* _Try it_
Look for the word "icon" in the data below, and copy every line that holds it.
┌─ Given information
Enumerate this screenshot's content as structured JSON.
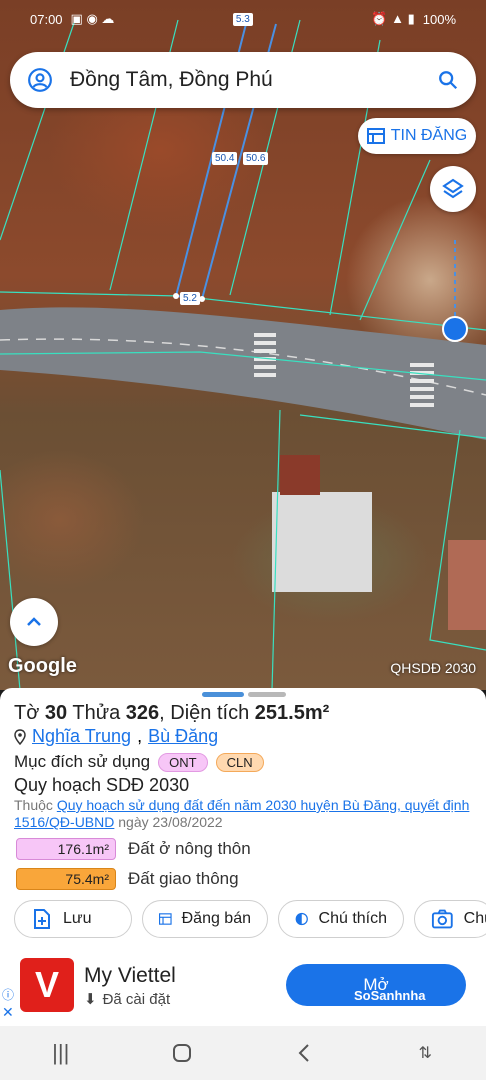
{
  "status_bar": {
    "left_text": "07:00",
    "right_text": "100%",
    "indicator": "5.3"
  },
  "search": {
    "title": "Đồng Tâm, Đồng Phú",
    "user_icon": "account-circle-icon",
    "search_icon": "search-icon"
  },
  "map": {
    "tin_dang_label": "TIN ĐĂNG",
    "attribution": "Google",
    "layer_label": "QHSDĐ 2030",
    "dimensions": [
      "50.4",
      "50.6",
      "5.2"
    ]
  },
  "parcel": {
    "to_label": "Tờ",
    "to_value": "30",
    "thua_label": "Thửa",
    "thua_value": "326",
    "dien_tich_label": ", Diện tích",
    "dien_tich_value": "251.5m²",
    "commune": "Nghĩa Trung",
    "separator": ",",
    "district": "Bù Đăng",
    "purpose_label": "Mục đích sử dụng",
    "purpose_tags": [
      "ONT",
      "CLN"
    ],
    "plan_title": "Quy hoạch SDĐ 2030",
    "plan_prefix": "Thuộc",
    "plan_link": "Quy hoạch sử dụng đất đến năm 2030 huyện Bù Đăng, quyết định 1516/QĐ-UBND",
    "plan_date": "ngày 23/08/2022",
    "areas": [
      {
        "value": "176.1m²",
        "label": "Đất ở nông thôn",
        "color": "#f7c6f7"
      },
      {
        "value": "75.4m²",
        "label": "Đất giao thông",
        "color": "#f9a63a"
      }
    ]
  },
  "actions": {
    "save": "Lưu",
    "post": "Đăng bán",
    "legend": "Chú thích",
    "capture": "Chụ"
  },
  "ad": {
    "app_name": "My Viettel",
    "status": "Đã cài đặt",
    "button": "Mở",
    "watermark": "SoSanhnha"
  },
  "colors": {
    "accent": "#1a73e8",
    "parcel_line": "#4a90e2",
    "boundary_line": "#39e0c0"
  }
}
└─
* _Response to the exercise_
    "user_icon": "account-circle-icon",
    "search_icon": "search-icon"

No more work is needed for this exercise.